[Data extracted from a collection]

=== Begin Enclosure ===

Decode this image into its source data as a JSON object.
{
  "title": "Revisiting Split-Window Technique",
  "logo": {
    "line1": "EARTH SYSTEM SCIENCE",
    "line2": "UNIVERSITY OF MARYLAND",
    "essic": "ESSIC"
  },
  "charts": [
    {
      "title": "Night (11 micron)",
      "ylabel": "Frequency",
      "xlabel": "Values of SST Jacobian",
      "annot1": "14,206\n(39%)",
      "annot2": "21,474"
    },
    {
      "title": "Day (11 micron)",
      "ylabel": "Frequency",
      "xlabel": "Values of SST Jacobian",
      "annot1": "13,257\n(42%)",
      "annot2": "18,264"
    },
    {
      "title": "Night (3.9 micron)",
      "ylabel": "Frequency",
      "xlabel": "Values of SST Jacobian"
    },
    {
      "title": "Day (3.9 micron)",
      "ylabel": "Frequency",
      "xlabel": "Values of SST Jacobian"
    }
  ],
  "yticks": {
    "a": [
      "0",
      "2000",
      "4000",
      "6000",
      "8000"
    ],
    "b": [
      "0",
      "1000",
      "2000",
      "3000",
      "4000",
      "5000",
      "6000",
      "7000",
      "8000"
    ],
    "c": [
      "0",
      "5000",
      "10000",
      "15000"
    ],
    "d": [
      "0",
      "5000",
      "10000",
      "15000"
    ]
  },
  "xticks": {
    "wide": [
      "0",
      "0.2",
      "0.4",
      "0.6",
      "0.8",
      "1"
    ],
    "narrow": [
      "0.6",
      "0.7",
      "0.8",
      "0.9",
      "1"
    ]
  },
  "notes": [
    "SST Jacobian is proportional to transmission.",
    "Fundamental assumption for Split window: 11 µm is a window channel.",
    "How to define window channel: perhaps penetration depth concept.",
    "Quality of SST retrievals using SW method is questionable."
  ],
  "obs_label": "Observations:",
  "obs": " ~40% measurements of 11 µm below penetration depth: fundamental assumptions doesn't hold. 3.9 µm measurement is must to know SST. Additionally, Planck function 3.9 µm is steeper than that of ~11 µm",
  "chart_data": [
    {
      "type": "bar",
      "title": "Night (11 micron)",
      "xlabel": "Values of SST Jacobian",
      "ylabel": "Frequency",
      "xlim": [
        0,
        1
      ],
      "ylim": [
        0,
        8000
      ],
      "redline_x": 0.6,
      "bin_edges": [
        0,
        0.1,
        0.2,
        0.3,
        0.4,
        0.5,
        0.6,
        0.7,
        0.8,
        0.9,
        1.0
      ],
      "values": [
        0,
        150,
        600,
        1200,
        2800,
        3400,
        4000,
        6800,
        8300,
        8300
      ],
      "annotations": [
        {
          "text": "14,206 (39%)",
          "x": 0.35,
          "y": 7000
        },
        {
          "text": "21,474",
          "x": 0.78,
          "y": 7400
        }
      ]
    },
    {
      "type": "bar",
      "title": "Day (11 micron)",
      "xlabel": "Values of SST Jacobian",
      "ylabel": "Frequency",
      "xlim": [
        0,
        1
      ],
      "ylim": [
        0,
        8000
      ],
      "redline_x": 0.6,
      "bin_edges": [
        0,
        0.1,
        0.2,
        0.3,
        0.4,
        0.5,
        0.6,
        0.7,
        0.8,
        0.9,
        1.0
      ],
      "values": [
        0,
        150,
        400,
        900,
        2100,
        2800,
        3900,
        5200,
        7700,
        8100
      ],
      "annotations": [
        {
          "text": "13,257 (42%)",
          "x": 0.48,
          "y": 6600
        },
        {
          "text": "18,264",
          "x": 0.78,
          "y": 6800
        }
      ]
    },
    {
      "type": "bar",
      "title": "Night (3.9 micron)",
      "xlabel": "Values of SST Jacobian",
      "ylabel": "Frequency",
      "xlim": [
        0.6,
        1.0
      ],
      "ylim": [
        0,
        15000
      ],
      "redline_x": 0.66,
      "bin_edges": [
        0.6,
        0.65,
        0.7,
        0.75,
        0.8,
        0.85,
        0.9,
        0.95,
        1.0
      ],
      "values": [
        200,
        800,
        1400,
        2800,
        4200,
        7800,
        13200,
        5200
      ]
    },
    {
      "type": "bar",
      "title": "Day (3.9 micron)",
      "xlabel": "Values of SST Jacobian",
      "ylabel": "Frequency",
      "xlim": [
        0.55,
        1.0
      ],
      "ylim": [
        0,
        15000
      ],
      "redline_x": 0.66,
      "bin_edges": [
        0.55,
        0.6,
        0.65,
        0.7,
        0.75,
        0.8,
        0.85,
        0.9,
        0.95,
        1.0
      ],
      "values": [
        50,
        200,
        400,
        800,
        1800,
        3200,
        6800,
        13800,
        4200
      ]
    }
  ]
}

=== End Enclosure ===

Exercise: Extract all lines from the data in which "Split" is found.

Solution to the exercise:
  "title": "Revisiting Split-Window Technique",
    "Fundamental assumption for Split window: 11 µm is a window channel.",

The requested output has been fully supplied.